• Identification of possible needs and gaps in coordination of support
• Sharing of information on knowledge, experiences and good practices
• Improvement of the effectiveness of finance
• Approval of the national level REDD+ proposal for submission to UNFCCC.
I. Climate Technology Centre and Network and Technology Executive Committee
The National Designated Entity (NDE) for the Climate Technology Centre and Network (CTCN) and Technology Executive Committee (TEC) has been established in the Climate Change Division of this Ministry.
The key function will include:
• Leading and coordinating the formulation, selection and submission of requests for technology needs assessment and support
• Foster collaboration and access to information and knowledge to accelerate climate, technology transfer in the country
• Facilitating and monitoring the implementation of CTCN response assistance
• Strengthen network, partnership and capacity building for climate technology transfer
IV. Ozone Layer Protection
• Ozone, a triatomic molecule of oxygen is formed from oxygen naturally in the upper levels of the earth’s atmosphere by high-energy Ultraviolet (UV) radiation from the Sun.
• The UV radiation breaks down oxygen molecules, releasing free atoms, some of which bond with other oxygen molecules to form ozone.
• About 90 percent of ozone formed in this way lies between 10 and 50 kilometres above the earth’s surface, called the Stratosphere.
• The ozone found in the part of the atmosphere is called the ozone layer.
The Vienna Convention and Montreal Protocol for the Protection of the Ozone Layer:
• The Montreal Protocol has been recognised as the most successful international environmental treaty in history.
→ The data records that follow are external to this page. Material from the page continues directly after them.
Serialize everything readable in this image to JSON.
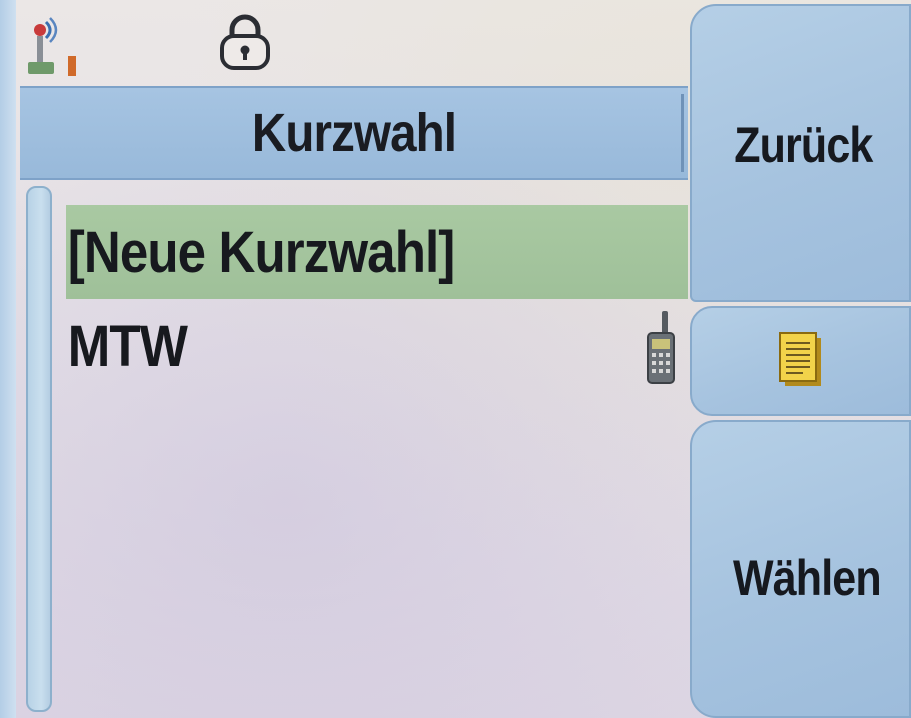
{
  "title_bar": {
    "title": "Kurzwahl"
  },
  "status_bar": {
    "icons": [
      "signal-antenna-icon",
      "lock-icon"
    ]
  },
  "list": {
    "items": [
      {
        "label": "[Neue Kurzwahl]",
        "selected": true
      },
      {
        "label": "MTW",
        "selected": false,
        "icon": "radio-device-icon"
      }
    ]
  },
  "softkeys": {
    "back_label": "Zurück",
    "middle_icon": "notes-icon",
    "select_label": "Wählen"
  },
  "colors": {
    "title_bar": "#a6c4e2",
    "selection": "#a9c9a2",
    "softkey": "#a6c3df",
    "text": "#17191e"
  }
}
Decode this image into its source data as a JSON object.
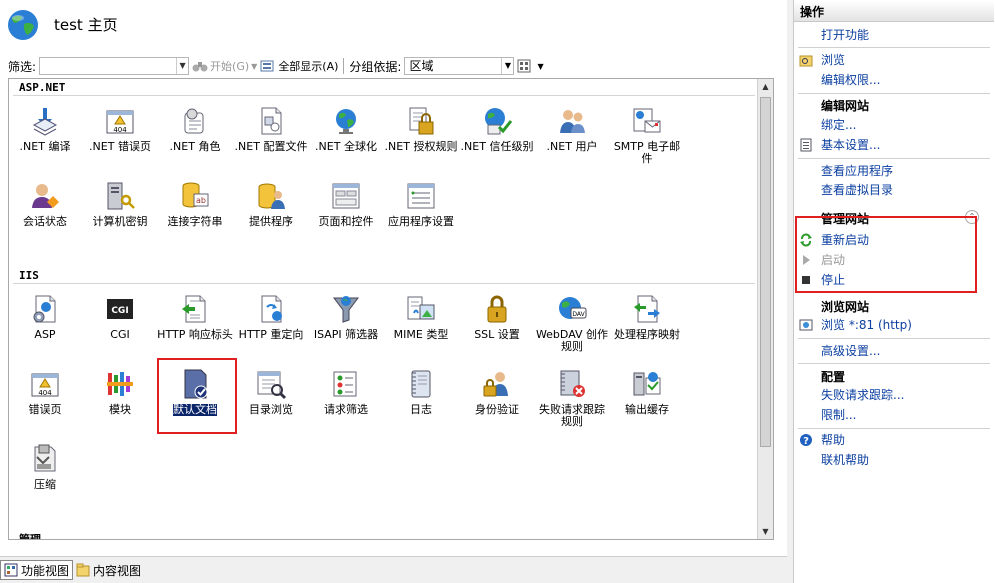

• It has been universally ratified and all the 197 United Nations member countries of the world are the parties to the Vienna Convention and its Montreal Protocol.
• In the 29 years of operation of the Montreal Protocol has led to phase-out of production and consumption of several major Ozone Depleting Substances (ODSs) such as:
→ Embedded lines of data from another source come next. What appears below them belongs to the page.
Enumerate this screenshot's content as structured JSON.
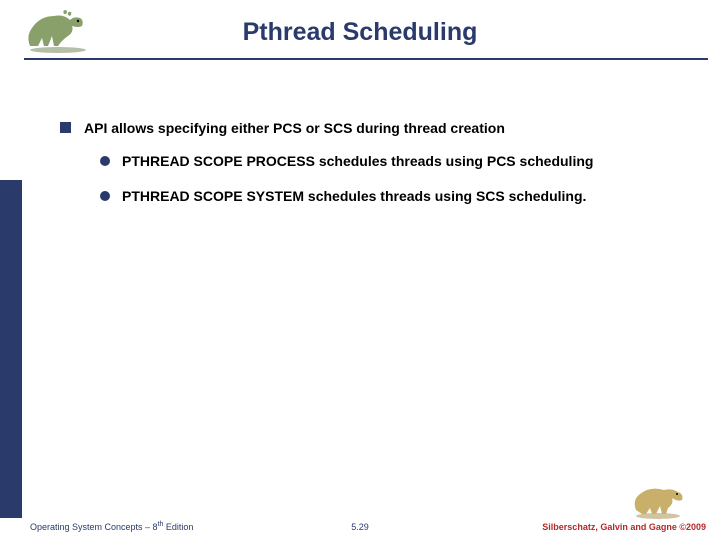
{
  "title": "Pthread Scheduling",
  "bullets": {
    "main": "API allows specifying either PCS or SCS during thread creation",
    "sub1": "PTHREAD SCOPE PROCESS schedules threads using PCS scheduling",
    "sub2": "PTHREAD SCOPE SYSTEM schedules threads using SCS scheduling."
  },
  "footer": {
    "left_a": "Operating System Concepts – 8",
    "left_sup": "th",
    "left_b": " Edition",
    "center": "5.29",
    "right": "Silberschatz, Galvin and Gagne ©2009"
  },
  "dino_top_colors": {
    "body": "#8aa06a",
    "shadow": "#6b7d4f"
  },
  "dino_bottom_colors": {
    "body": "#c9b06a",
    "shadow": "#a38a45"
  }
}
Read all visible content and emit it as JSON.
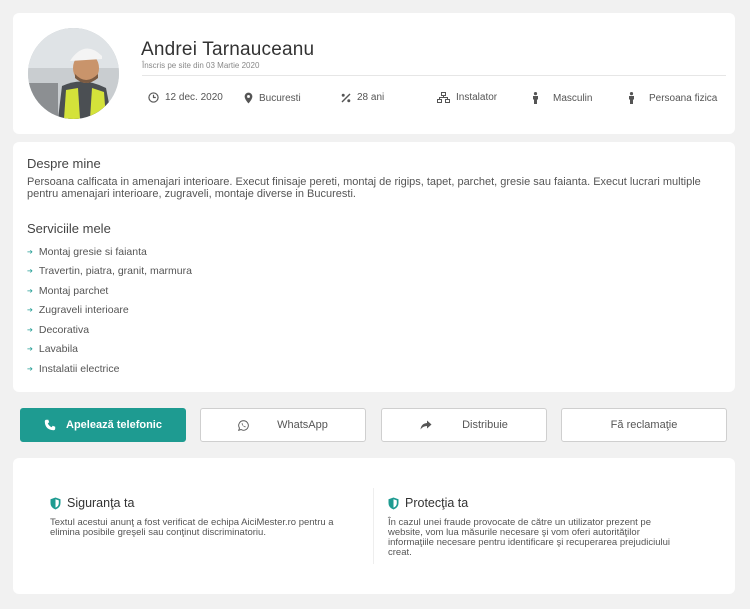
{
  "profile": {
    "name": "Andrei Tarnauceanu",
    "since": "Înscris pe site din 03 Martie 2020",
    "meta": {
      "date": "12 dec. 2020",
      "city": "Bucuresti",
      "age": "28 ani",
      "job": "Instalator",
      "gender": "Masculin",
      "person_type": "Persoana fizica"
    }
  },
  "about": {
    "title": "Despre mine",
    "text": "Persoana calficata in amenajari interioare. Execut finisaje pereti, montaj de rigips, tapet, parchet, gresie sau faianta. Execut lucrari multiple pentru amenajari interioare, zugraveli, montaje diverse in Bucuresti."
  },
  "services": {
    "title": "Serviciile mele",
    "items": [
      "Montaj gresie si faianta",
      "Travertin, piatra, granit, marmura",
      "Montaj parchet",
      "Zugraveli interioare",
      "Decorativa",
      "Lavabila",
      "Instalatii electrice"
    ]
  },
  "actions": {
    "call": "Apelează telefonic",
    "whatsapp": "WhatsApp",
    "share": "Distribuie",
    "report": "Fă reclamaţie"
  },
  "trust": {
    "safety_title": "Siguranţa ta",
    "safety_text": "Textul acestui anunţ a fost verificat de echipa AiciMester.ro pentru a elimina posibile greşeli sau conţinut discriminatoriu.",
    "protection_title": "Protecţia ta",
    "protection_text": "În cazul unei fraude provocate de către un utilizator prezent pe website, vom lua măsurile necesare şi vom oferi autorităţilor informaţiile necesare pentru identificare şi recuperarea prejudiciului creat."
  },
  "colors": {
    "accent": "#1e9b91",
    "icon": "#555555"
  }
}
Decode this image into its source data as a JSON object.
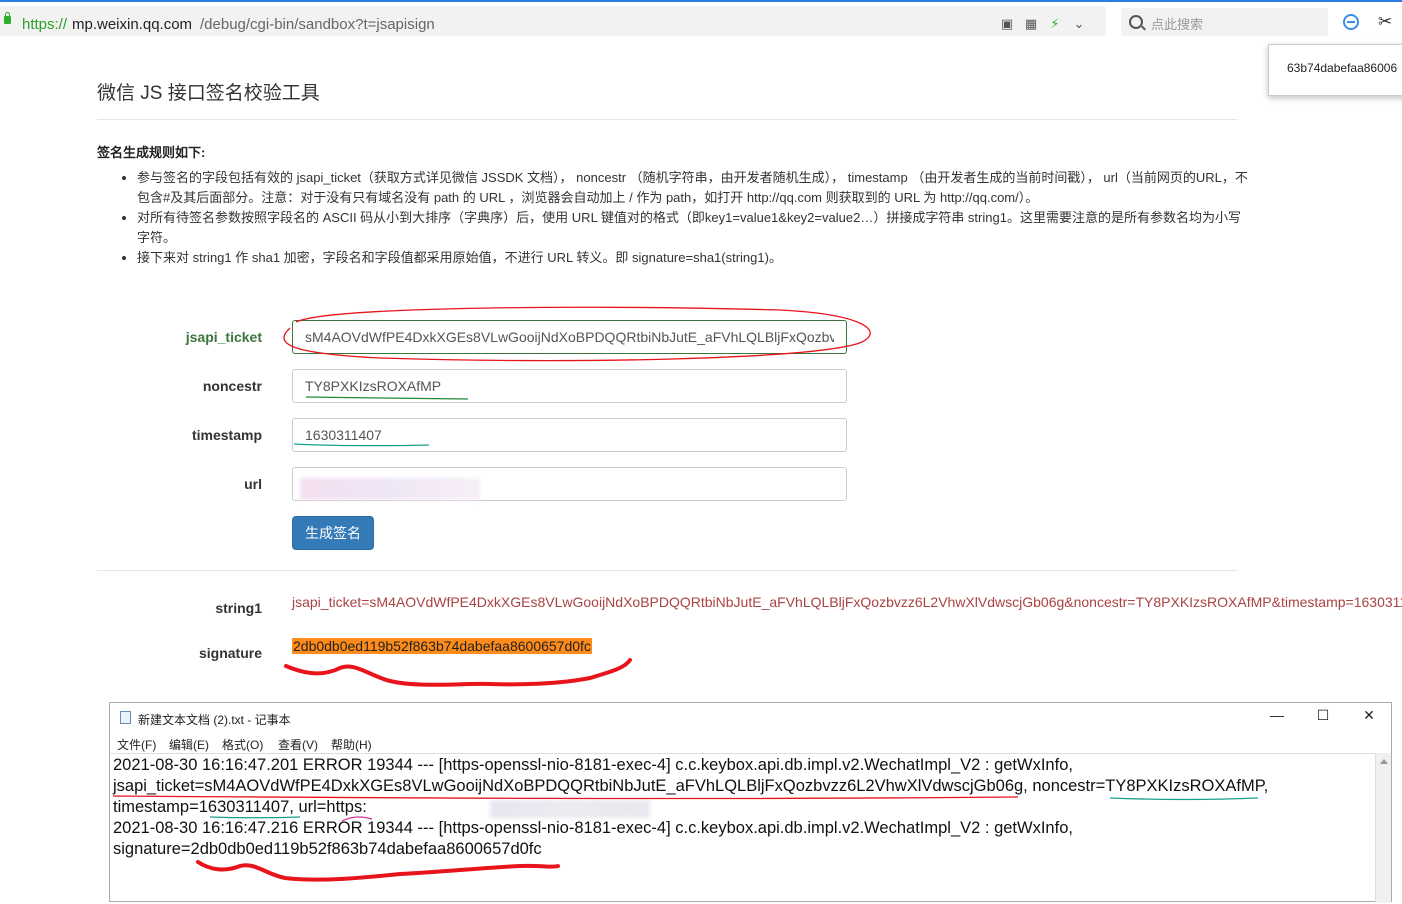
{
  "browser": {
    "url_protocol": "https://",
    "url_host": "mp.weixin.qq.com",
    "url_path": "/debug/cgi-bin/sandbox?t=jsapisign",
    "search_placeholder": "点此搜索",
    "popup_text": "63b74dabefaa86006"
  },
  "page": {
    "title": "微信 JS 接口签名校验工具",
    "rules_heading": "签名生成规则如下:",
    "rules": [
      "参与签名的字段包括有效的 jsapi_ticket（获取方式详见微信 JSSDK 文档）， noncestr （随机字符串，由开发者随机生成）， timestamp （由开发者生成的当前时间戳）， url（当前网页的URL，不包含#及其后面部分。注意：对于没有只有域名没有 path 的 URL ，浏览器会自动加上 / 作为 path，如打开 http://qq.com 则获取到的 URL 为 http://qq.com/）。",
      "对所有待签名参数按照字段名的 ASCII 码从小到大排序（字典序）后，使用 URL 键值对的格式（即key1=value1&key2=value2…）拼接成字符串 string1。这里需要注意的是所有参数名均为小写字符。",
      "接下来对 string1 作 sha1 加密，字段名和字段值都采用原始值，不进行 URL 转义。即 signature=sha1(string1)。"
    ],
    "form": {
      "jsapi_ticket_label": "jsapi_ticket",
      "jsapi_ticket_value": "sM4AOVdWfPE4DxkXGEs8VLwGooijNdXoBPDQQRtbiNbJutE_aFVhLQLBljFxQozbvzz6L2VhwXlVdwscjGb06g",
      "noncestr_label": "noncestr",
      "noncestr_value": "TY8PXKIzsROXAfMP",
      "timestamp_label": "timestamp",
      "timestamp_value": "1630311407",
      "url_label": "url",
      "url_value": "",
      "generate_button": "生成签名"
    },
    "result": {
      "string1_label": "string1",
      "string1_value": "jsapi_ticket=sM4AOVdWfPE4DxkXGEs8VLwGooijNdXoBPDQQRtbiNbJutE_aFVhLQLBljFxQozbvzz6L2VhwXlVdwscjGb06g&noncestr=TY8PXKIzsROXAfMP&timestamp=1630311",
      "signature_label": "signature",
      "signature_value": "2db0db0ed119b52f863b74dabefaa8600657d0fc"
    }
  },
  "notepad": {
    "title": "新建文本文档 (2).txt - 记事本",
    "menu": [
      "文件(F)",
      "编辑(E)",
      "格式(O)",
      "查看(V)",
      "帮助(H)"
    ],
    "lines": [
      "2021-08-30 16:16:47.201 ERROR 19344 --- [https-openssl-nio-8181-exec-4] c.c.keybox.api.db.impl.v2.WechatImpl_V2  : getWxInfo,",
      "jsapi_ticket=sM4AOVdWfPE4DxkXGEs8VLwGooijNdXoBPDQQRtbiNbJutE_aFVhLQLBljFxQozbvzz6L2VhwXlVdwscjGb06g, noncestr=TY8PXKIzsROXAfMP,",
      "timestamp=1630311407, url=https:",
      "2021-08-30 16:16:47.216 ERROR 19344 --- [https-openssl-nio-8181-exec-4] c.c.keybox.api.db.impl.v2.WechatImpl_V2  : getWxInfo,",
      "signature=2db0db0ed119b52f863b74dabefaa8600657d0fc"
    ]
  },
  "colors": {
    "accent_blue": "#337ab7",
    "success_green": "#3c763d",
    "result_red": "#a94442",
    "signature_highlight": "#ff8c1a",
    "annotation_red": "#e8141c"
  }
}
• Chlorofluorocarbons (CFCs), Carbon tetrachloride (CTC) and halons globally since 1st January 2010
• The production and consumption of methyl chloroform have been phased out globally by 2015, with possible essential use exemptions.
• The production and consumption of methyl bromide were phased out globally in 2016, except use in quarantine and pre-shipment applications.
• Global systematic observations have confirmed that atmospheric levels of key ODSs are declining and the global ozone layer should return to pre-1980 levels by around the middle of this century and the Antarctic ozone around 15 years later.
V. International Cooperation and Sustainable Development
International Cooperation and Sustainable Development (IC&SD) Division of the Ministry coordinates matters related to international environmental cooperation and sustainable development including Sustainable Development Goals (SDGs).
India is a founder member of Global Environment Facility (GEF) which aims to provide incremental finance for addressing global environmental benefits which are also identified national priorities.
The GEF mandate is decided as per the guidance provided by the Conference of the Parties of the multilateral environmental conventions namely
• Convention on Biological Diversity (CBD)
• United Nation Framework Convention on Climate Change (UNFCCC)
• United Nation Convention to Combat Desertification (UNCCD)
• Stockholm Convention on PoPs
• Minamata Convention on Mercury
The GEF grants are available under five focal areas, namely, biodiversity, climate change, land degradation, international water and chemicals and waste.
Last year was a landmark year leading to the adoption of 17 Sustainable Development Goals (SDGs) and 169 associated targets by the UN General Assembly in September 2015 by 193 countries including India. The outcome document is known as the Transforming our World: The 2030 Agenda for Sustainable Development highlights poverty eradication as the overreaching goal of the new development agenda
SDC’s has at its core the integration of the economic, social and environmental dimensions of sustainable development. The emerging development agenda is unique in that it calls for action by all countries, poor, rich and middle-income. The SDGs are expected to be achieved by 2030.